Dr KG: [Laughs] I feel he’d be as well. Yes, I know so I’ll get on to Malcolm and see what he can share, but I think this kind of discovery is really nice given that in 2026 Albany is going to be starting to look at the bicentenary of its settlement and then of course 2029 we’ll be doing the same… you know, Swan River. So really interesting to find these early documents and see what this primary evidence… how it can shed new light and new understandings on what the experience was like.

Christine: If anyone is listening right now and they know anything about Thomas Symers is how you spell it?

Dr KG: That’s right Symers. Thomas Lyell Symers.

Christine: Sorry about that…yes. Different…yes Symers. S-Y-M-E-R-S.

Dr KG: That’s right there well may be descendants of that family still in Western Australia and possibly living in Albany but I think that the detective work around understanding the significance of this account that we’ve found is just going to be fascinating. So I will keep you up to date.

Christine: Yes, I’m so glad you came in to tell us about it. I think it’s really interesting the Blenden Hall ship and the wreck on Inaccessible Island. 
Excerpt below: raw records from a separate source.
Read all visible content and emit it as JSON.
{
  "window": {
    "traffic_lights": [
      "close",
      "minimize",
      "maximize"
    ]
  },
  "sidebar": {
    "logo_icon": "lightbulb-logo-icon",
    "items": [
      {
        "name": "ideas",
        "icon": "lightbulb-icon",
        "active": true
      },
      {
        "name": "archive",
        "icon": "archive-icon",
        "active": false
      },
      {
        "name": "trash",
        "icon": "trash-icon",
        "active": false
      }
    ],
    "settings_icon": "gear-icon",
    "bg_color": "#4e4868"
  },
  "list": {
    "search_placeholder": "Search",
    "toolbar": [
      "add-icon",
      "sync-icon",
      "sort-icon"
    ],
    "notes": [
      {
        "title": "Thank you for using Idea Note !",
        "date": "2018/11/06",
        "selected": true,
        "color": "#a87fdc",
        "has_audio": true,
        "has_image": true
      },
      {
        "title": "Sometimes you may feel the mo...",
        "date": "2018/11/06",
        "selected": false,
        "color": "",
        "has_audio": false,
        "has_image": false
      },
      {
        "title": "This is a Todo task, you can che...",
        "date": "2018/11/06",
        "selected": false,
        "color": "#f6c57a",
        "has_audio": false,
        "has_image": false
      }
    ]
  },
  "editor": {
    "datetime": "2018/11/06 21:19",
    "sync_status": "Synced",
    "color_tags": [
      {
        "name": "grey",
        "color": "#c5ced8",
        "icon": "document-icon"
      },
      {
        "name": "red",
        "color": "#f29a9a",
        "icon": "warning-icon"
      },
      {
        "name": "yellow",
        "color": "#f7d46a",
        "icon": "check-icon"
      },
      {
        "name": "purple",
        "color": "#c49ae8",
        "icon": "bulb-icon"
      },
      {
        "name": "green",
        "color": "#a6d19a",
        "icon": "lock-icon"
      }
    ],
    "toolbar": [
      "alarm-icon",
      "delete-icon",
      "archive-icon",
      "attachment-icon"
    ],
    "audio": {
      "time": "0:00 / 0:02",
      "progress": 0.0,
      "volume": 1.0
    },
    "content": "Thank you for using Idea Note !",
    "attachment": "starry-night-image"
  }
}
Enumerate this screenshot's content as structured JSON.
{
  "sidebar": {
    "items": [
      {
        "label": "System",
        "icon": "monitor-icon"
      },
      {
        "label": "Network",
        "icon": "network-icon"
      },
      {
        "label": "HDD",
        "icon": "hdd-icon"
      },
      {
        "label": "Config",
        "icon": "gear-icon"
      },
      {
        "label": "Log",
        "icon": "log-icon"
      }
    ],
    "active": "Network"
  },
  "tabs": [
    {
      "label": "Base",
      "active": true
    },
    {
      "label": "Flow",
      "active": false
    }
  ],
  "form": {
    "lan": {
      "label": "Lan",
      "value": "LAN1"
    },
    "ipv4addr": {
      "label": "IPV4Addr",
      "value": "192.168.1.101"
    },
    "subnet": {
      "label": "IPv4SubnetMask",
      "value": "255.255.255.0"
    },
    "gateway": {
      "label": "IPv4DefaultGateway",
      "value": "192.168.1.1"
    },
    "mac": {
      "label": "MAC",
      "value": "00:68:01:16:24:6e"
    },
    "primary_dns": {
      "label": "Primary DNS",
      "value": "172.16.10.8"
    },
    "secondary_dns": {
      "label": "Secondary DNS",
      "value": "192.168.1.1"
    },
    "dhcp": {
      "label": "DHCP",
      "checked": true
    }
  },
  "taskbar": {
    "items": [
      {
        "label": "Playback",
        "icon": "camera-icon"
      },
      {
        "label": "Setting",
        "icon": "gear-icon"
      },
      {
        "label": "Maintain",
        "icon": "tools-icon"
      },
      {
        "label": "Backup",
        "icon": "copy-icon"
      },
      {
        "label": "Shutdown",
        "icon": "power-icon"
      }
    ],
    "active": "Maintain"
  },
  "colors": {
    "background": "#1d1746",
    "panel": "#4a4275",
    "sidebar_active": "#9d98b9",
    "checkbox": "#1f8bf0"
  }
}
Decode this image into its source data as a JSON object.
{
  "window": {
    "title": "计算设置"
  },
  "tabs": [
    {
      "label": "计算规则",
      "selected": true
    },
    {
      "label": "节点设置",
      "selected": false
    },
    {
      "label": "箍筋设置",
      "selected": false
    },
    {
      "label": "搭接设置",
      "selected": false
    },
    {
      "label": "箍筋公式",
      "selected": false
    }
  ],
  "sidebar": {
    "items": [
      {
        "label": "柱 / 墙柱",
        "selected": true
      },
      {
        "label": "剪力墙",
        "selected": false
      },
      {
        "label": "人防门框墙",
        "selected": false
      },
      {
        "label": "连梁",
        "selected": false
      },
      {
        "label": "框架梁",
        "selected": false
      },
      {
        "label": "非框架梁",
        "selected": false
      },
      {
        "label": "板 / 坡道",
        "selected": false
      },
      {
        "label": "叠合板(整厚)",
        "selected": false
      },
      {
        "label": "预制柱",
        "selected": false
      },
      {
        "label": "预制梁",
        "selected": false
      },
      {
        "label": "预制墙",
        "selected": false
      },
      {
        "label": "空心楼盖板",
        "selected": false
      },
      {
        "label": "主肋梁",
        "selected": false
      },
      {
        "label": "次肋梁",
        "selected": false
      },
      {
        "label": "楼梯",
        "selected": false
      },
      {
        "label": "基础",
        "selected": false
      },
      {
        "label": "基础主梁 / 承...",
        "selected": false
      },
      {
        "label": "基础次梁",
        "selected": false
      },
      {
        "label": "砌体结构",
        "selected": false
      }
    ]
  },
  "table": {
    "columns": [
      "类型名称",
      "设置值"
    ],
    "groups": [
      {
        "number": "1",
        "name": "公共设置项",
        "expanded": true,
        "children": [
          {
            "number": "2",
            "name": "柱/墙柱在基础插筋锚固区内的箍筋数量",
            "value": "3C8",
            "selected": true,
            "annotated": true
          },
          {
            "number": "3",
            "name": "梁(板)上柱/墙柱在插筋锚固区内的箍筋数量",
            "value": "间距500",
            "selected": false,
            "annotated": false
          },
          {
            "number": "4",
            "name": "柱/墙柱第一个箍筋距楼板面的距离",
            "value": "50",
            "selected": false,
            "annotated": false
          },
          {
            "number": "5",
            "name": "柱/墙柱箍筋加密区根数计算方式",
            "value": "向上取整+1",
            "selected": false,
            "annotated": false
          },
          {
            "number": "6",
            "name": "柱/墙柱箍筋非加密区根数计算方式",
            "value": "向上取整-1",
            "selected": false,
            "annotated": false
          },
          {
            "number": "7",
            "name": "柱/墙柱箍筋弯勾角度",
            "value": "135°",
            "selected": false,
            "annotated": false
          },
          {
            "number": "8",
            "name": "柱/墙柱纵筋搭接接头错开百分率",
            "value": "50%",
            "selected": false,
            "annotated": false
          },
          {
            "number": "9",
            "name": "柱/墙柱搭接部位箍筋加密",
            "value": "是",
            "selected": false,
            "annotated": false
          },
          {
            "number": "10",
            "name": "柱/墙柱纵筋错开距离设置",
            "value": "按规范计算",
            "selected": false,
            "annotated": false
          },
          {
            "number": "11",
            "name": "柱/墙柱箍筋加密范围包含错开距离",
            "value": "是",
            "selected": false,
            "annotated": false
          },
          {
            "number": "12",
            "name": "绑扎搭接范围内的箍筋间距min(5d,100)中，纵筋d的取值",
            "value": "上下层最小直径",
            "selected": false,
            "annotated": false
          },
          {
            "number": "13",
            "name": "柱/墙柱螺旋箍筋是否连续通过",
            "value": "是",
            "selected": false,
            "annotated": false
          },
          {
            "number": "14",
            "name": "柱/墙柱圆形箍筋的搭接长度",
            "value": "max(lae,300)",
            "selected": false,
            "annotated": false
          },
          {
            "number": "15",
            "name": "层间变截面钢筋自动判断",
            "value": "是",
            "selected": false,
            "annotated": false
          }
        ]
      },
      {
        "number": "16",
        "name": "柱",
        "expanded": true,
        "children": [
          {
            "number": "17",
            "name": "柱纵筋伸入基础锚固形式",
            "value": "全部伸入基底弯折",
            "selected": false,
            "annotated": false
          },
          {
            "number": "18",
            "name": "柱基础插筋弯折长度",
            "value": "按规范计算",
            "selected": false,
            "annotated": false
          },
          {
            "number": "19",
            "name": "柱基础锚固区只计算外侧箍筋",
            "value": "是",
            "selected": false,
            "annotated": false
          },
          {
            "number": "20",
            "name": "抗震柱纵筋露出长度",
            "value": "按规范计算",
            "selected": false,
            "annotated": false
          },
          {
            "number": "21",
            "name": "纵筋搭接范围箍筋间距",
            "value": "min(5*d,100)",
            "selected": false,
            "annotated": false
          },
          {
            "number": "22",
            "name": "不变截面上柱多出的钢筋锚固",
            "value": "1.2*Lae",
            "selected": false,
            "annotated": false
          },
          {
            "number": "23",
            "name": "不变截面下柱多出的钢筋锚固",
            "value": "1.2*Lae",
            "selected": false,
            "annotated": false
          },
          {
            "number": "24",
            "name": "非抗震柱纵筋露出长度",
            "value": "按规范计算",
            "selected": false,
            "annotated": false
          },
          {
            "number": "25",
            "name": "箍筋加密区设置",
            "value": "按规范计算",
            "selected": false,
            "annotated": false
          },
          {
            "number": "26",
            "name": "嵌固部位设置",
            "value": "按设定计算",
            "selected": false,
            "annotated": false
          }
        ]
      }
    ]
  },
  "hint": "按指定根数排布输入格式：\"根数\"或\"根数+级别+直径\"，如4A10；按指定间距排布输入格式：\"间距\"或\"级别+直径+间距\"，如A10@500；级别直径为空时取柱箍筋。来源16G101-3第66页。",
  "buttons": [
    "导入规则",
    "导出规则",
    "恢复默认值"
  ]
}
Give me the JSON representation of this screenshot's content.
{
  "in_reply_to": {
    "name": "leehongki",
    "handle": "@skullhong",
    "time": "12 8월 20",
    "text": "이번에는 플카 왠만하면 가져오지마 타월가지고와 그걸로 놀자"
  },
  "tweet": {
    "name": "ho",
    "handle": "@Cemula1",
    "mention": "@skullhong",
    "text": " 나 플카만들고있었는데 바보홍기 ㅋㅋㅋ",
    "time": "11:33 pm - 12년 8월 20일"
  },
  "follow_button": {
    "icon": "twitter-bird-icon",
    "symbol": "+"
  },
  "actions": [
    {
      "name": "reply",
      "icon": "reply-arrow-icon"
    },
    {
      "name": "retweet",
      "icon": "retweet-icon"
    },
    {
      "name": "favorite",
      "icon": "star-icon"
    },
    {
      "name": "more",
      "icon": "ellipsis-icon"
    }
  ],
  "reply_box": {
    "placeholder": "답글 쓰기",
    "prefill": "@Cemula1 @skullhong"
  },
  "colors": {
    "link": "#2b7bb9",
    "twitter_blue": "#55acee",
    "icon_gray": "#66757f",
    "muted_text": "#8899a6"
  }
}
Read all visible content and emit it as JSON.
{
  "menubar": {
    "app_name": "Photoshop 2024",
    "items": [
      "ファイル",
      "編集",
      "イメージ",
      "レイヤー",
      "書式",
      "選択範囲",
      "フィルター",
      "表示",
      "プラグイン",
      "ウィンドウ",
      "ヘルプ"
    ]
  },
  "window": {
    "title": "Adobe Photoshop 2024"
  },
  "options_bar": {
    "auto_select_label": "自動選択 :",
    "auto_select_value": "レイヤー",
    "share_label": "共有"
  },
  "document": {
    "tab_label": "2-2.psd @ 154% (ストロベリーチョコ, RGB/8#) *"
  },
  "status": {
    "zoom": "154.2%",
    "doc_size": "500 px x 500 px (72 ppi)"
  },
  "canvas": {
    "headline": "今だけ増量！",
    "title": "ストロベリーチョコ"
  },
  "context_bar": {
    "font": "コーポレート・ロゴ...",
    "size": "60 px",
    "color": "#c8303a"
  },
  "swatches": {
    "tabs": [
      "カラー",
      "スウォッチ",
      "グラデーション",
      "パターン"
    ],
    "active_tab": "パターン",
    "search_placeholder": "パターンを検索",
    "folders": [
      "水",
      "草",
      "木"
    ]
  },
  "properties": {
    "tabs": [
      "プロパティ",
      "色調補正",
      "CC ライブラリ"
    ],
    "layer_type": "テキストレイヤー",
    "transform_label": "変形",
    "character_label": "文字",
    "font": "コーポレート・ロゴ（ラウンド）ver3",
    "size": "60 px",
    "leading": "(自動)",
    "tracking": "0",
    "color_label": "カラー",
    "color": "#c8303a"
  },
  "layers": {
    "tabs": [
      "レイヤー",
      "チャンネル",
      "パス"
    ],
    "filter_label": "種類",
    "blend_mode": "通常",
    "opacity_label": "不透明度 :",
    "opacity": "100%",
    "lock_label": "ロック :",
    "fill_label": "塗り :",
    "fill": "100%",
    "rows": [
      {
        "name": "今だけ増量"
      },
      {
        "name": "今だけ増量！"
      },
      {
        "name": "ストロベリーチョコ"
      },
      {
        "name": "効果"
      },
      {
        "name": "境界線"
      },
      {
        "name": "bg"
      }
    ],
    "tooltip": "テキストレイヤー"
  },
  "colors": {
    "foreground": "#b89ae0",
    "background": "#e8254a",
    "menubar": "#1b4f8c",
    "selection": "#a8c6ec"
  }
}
Do we know how it got that name by the way? Inaccessible Island. That’s.. I mean… is it a challenge? Did they just not want people to go there I wonder?

CA: It was inaccessible.

Dr KG: It’s extremely inaccessible. It’s… yes.

Christine: Well they managed to get there eventually, didn’t they but they had to wreck a ship.

Dr KG: But apparently, it’s actually… there are a lot of wrecks there. So it’s inaccessible but it’s renowned as a shipwreck [laughs].

Christine: [Laughs] Ok. Fair enough.

Dr KG: Much like the West Coast of Western Australia by the Dutch.

Christine: Consider yourself schooled. Look at that. Woah.

It was really nice to meet you, Cristina. Thank you for coming in and for all of your work.

CA: Thank you.

Dr KG: I just want to also suggest… just to let everybody know that it’s also just been digitised. So if people are interested they can have a look at the State Library catalogue and actually have a look and try and… the handwriting is difficult to read. We do have a transcript and I will try and get that digitised on and online pretty soon, as well, but it is just fascinating.

Christine: What do you look up?

Dr KG: You can look up ‘Blenden Hall’ spelt Blenden Hall with two E’s not…

CA: Yes.

Christine: Ah, is it?

CA: Yes.

Christine: So it’s B-L-E-E-N-D-O-N?

CA: No.

Christine: Ah, B-L-E-N-D-E-N.

Dr KG: Blenden Hall. But I will put a link on our website, when we put the radio interview up and people will be able to click straight through to it to make it a bit easier.

Christine: Lucky there’s three of us [laughs] because I’m pretty useless on a Friday afternoon.

Thank you both for coming in.

Dr KG: Thank you.

Christine: That was highly educational, very enjoyable and I’m sure we’ll see you again soon.

CA: Thank you.

Dr KG: Thank you.

Christine: Dr Kate Gregory, Battye Historian and Cristina Allbillos who is a Senior Conservator at the State Library. So that is the Blenden Hall shipwreck. 

If you want to go and look it up, if you have any ties to Thomas Symers, S-Y-M-E-R-S, please get in contact and we’ll pass you through to Kate. 0437 922 720.